HCM platforms provide the necessary tools to manage staff efficiently. Many organizations find that a unified HCM platform is most effective in coordinating and streamlining HCM tasks. With a unified HCM tool, all HR functions can be managed in one centralized system. There’s no need to enter information into separate portals for recruiting, onboarding, benefits, and timekeeping. This allows HR departments to operate more efficiently and prevents any issues that can arise with mismatched data across various HR databases or software programs.
Continuum Cloud’s all-in-one HCM platform offers a number of key features designed to support the entire employee lifecycle, including:
- Position Control: Position Control is a feature unique to ContinuumCloud that allows organizations to build and manage their workforce by position, independent from the individual employees. It can be used to manage hiring, labor budgeting, credentials, and organizational structuring.
- Timekeeping tools: The platform features web-based time clocks with flexible configurations to improve wage and hour compliance. The web-based timekeeping tool allows organizations to track time for onsite, field-based, and remote employees in a centralized system.
- Employee self-service: Allowing employees access to self-service features improves transparency and cuts down on HR questions. Employees can view and track their own timesheets, performance objectives, benefits selections, and paystubs within the HCM platform.
- Configurable talent management: With ContinuumCloud’s configurable talent management tools, organizations can connect learning objectives, training, performance goals, and credentials all in one system.
Expand Your HCM Approach With ContinuumCloud
Now that you understand human capital management’s definition, take your HCM practices to the next level with a unified HCM platform. From personnel management to human resources to HCM, the terminology has evolved and adapted to changes in the business landscape. Your organization needs to adapt too. If you’re not using a unified HCM platform to manage your human capital management functions, you’re missing out on the many benefits it provides.

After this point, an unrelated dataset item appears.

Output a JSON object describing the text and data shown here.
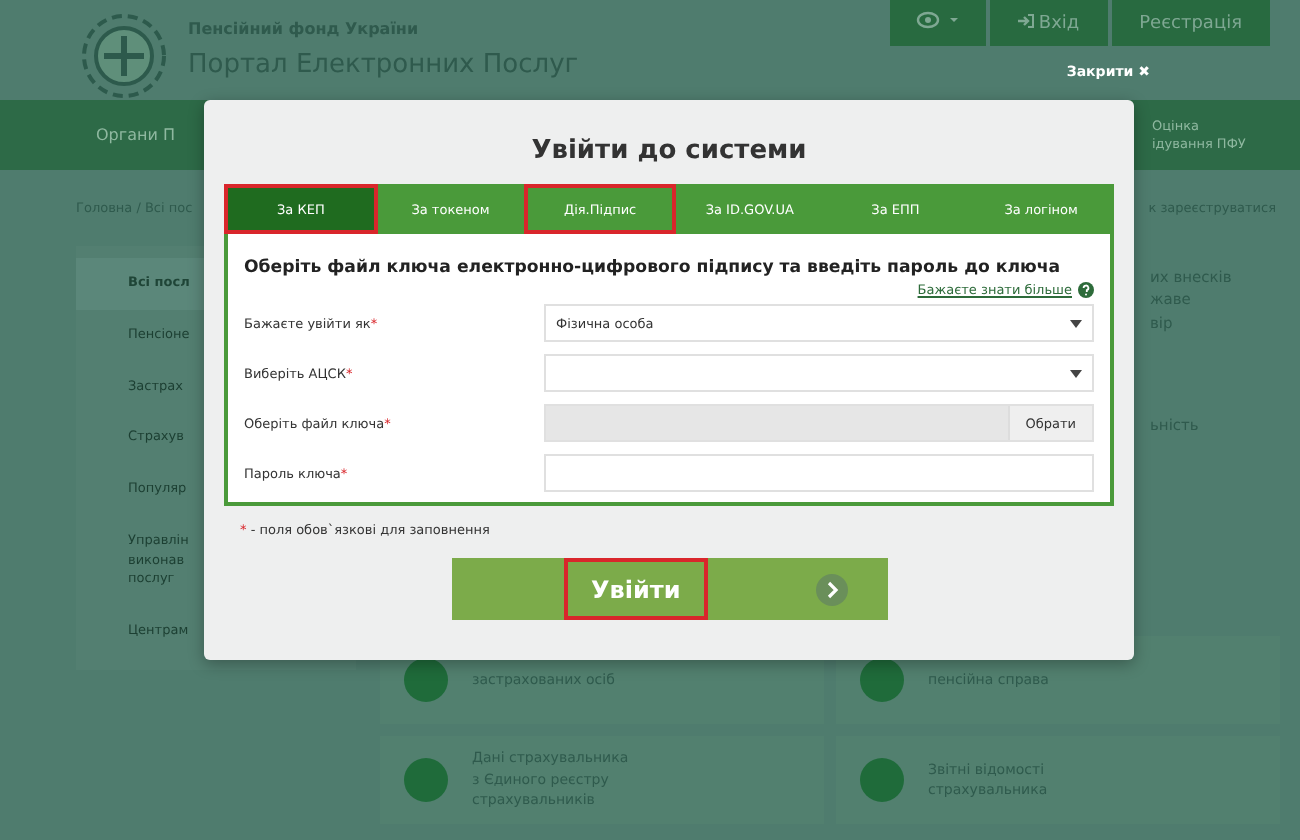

ContinuumCloud’s HCM solution is uniquely designed to meet the needs of behavioral health and human services organizations. Contact us to learn how we can help your organization meet its HCM needs.